Following Photos of my toothache tree by the bridge. (My dog, Fat Sissy, says she has a toothache!)





The Muscadines:

https://en.wikipedia.org/wiki/Muscadine

Muscadine

From Wikipedia, the free encyclopedia


Muscadine (Vitis rotundifolia) is a grapevine species native to the American South that has been extensively cultivated since the 16th century. Its natural range is recognized in the following states of the US: AlabamaArkansasthe CarolinasDelawareFloridaGeorgiaKentuckyLouisianaMarylandMissouriMississippiOklahomaTennessee,TexasVirginia, and West Virginia.[1] The plants are well adapted to their native warm and humid climate; they need fewerchilling hours than better known varieties and they thrive on summer heat.
Muscadine berries range from bronze to dark purple to black in color when ripe. However, many wild varieties stay green through maturity. They have skin sufficiently tough that eating the raw fruit often involves biting a small hole in the skin to suck out the pulp inside. Muscadines are not only eaten fresh, but also are used in making wine, juice, and jelly.
Muscadine grapes are rich sources of polyphenols and other nutrients studied for their potential health benefits. Gallic acid(+)-catechin and epicatechin are the major phenolics in seeds, while ellagic acidmyricetinquercetinkaempferol, and trans-resveratrol are the major phenolics in the skins.[2]
In a natural setting, muscadines are important plants for improving wildlife habitat by providing cover, browse, and fruit for a wide variety of animals.[3]
Muscadine
Scientific classification
Kingdom:Plantae
Division:Magnoliophyta
Class:Magnoliopsida
Order:Vitales
Family:Vitaceae
Genus:Vitis
Subgenus:Muscadinia
Species:V. rotundifolia
Binomial name
Vitis rotundifolia Michx.

Other products[edit|edit source]

Other traditional Southern U.S. muscadine-derived food products are readily available: jelly, preserves, syrup, and sauce. The fresh grape is available in season, September and October.[8] The juice is available, white and colored. Raisins are used to make the wine (scuppernong), but are not generally available. Mississippi State University produces and sells Muscadine Ripple ice cream at the MAFES Sales Store.
These are the big grape vines on a country road.
(Bring your snake stick to whack the ground before you enter)
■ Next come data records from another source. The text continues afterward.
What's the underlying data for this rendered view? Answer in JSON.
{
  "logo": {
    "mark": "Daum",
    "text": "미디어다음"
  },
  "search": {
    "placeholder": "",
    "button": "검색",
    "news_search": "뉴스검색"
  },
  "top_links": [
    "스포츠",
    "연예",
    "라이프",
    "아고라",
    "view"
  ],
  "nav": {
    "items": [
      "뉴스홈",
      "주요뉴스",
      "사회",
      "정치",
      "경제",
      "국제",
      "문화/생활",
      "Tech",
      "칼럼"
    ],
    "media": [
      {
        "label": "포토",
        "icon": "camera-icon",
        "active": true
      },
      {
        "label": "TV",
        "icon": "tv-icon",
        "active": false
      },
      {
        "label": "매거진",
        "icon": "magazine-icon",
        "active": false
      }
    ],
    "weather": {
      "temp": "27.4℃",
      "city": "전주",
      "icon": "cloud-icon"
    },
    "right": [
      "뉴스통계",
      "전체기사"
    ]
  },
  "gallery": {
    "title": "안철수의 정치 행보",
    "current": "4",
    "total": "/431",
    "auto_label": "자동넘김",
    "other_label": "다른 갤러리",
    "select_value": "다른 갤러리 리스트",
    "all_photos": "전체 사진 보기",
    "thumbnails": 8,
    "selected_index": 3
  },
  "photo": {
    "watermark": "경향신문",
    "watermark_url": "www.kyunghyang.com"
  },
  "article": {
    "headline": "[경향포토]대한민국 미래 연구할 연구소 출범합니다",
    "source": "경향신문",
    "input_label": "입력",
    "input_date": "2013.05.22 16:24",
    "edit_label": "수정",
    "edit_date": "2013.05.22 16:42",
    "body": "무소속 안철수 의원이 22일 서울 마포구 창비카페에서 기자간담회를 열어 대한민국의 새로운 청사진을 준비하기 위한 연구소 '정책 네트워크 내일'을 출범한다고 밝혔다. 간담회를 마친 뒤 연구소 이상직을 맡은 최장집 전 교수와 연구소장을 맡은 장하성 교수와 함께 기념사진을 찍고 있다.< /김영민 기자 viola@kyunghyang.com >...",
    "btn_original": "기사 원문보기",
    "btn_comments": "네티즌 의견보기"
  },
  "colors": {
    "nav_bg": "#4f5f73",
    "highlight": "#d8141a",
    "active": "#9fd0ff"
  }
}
The big Garden Shop in Cypress had Portulaca and many other Hot Bloomers:

http://en.wikipedia.org/wiki/Portulaca

Portulaca

From Wikipedia, the free encyclopedia


Portulaca (/ˌpɔrtjˈlkə/,[2] purslane) is the type genus of the flowering plant family Portulacaceae, comprising about 40-100 species found in the tropics and warm temperate regions. They are also sometimes known as Rose Moss or more commonly Moss Roses.
Common Purslane (Portulaca oleracea) is widely considered an edible plant, and in some areas an invasive type of weed. Some Portulaca species are used as food plants by the larvae of some Lepidoptera species including the Nutmeg (Hadula trifolii).
Purslane can be eaten raw or cooked, and lends itself to stir fry dishes. Some say it has a slight lemon-like taste and mushroom-like texture. It is relatively easy to grow in more northern climates, including the New England area in the United States.
Portulaca
Portulaca amilis
Scientific classification
Kingdom:Plantae
(unranked):Angiosperms
(unranked):Eudicots
(unranked):Core eudicots
Order:Caryophyllales
Family:Portulacaceae
Genus:Portulaca
L.[1]
Species
about 40-100, see text


















Assorted Hot Bloomers that love the heat:
































...this is brendasue signing off from Rainbow Creek.  See You next time! Plant Flowers!  Plant Trees! Keep them watered! You will receive rich rewards.
Inside Plants: Orchids



O+O